▶ Action item
Which of the lines in the records below hold the string "with"? Copy every one of them.

▶ Stored data
====================

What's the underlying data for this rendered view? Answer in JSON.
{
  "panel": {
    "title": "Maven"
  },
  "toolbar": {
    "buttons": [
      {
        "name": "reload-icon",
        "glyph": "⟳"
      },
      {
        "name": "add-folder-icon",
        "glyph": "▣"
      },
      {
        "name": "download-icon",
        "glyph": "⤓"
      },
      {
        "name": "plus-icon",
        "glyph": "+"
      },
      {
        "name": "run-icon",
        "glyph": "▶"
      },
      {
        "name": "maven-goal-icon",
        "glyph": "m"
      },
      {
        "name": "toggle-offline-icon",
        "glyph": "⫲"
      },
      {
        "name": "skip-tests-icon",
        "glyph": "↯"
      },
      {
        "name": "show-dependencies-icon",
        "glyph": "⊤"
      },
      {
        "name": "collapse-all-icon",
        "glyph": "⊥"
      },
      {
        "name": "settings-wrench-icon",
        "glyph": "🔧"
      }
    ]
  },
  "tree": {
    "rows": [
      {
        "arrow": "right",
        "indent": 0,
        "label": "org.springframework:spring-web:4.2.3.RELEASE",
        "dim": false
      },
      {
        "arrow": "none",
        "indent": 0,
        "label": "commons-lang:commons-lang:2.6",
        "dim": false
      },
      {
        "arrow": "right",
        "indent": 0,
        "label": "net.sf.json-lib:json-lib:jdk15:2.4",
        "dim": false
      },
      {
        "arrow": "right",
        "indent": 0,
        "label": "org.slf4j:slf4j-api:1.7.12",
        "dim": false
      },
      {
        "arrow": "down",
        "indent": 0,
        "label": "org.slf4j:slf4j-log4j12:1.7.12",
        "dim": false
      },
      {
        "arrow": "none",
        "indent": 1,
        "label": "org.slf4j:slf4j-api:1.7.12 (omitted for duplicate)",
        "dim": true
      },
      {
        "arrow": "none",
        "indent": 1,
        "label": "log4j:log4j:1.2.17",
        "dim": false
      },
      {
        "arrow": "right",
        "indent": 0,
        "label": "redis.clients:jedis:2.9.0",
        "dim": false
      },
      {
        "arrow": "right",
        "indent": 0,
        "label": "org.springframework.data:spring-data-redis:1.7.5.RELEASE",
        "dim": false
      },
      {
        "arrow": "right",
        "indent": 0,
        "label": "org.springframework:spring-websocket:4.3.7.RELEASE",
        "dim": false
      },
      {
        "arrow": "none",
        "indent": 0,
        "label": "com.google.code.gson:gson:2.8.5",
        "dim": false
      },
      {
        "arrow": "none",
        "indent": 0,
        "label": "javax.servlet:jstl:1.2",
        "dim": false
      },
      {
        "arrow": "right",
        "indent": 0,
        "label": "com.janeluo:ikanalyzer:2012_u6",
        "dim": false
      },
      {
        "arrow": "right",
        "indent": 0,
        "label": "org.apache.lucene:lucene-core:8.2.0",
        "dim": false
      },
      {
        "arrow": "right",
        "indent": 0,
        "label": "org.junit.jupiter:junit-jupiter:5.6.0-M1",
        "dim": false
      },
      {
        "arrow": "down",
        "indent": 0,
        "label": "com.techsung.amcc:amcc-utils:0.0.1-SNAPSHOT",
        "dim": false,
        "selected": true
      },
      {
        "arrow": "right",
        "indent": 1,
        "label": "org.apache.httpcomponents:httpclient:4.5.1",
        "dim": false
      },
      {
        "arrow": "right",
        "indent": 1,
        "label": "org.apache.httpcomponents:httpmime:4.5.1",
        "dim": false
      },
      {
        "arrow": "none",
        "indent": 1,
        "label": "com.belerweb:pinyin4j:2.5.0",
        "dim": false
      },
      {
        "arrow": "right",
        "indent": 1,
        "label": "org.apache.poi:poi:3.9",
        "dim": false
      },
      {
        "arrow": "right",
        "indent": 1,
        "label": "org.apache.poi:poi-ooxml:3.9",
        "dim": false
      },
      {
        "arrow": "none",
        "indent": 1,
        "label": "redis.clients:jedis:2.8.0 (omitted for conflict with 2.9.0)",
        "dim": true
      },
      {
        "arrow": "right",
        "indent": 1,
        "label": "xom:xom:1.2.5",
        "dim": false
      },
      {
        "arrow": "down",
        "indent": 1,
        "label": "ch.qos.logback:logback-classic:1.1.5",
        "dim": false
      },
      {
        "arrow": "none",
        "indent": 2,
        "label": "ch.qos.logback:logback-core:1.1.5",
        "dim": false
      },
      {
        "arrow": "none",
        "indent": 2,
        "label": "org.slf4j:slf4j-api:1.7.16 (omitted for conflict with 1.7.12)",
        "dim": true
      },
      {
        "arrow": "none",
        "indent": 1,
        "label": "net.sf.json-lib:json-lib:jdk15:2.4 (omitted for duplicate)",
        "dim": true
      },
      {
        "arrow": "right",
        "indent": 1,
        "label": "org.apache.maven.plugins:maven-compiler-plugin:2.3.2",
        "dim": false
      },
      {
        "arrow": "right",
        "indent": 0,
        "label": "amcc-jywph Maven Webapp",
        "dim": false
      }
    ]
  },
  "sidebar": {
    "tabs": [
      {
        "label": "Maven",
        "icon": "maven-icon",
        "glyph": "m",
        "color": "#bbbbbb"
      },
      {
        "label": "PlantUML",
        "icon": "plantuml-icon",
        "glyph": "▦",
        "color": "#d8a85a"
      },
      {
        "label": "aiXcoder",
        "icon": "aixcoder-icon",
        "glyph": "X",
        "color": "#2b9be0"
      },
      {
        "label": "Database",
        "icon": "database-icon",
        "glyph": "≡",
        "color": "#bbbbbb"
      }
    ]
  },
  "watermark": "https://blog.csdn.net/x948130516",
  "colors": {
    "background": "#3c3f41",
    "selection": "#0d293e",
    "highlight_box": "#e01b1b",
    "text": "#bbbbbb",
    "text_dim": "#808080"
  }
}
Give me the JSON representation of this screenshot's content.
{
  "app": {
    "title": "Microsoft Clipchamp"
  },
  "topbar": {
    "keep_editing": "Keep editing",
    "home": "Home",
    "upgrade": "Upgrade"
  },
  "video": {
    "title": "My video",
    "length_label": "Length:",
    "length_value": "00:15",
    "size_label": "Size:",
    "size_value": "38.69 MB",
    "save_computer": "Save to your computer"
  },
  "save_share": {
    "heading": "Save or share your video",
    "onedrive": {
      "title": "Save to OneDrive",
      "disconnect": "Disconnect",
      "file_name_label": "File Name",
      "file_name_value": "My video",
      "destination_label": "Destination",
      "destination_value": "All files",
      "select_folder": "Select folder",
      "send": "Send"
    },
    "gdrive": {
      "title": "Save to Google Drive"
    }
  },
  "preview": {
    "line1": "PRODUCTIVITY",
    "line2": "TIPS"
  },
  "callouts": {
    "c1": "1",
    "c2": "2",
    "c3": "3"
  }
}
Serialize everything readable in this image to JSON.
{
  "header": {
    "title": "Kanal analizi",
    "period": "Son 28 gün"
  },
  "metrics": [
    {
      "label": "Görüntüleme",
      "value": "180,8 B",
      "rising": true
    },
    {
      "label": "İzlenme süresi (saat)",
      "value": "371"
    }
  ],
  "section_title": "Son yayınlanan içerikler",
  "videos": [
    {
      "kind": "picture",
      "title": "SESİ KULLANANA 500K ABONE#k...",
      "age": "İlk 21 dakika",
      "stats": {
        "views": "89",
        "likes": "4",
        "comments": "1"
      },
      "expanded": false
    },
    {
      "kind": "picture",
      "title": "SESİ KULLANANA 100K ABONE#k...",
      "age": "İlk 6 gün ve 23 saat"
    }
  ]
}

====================

▶ The completed task
        "label": "redis.clients:jedis:2.8.0 (omitted for conflict with 2.9.0)",
        "label": "org.slf4j:slf4j-api:1.7.16 (omitted for conflict with 1.7.12)",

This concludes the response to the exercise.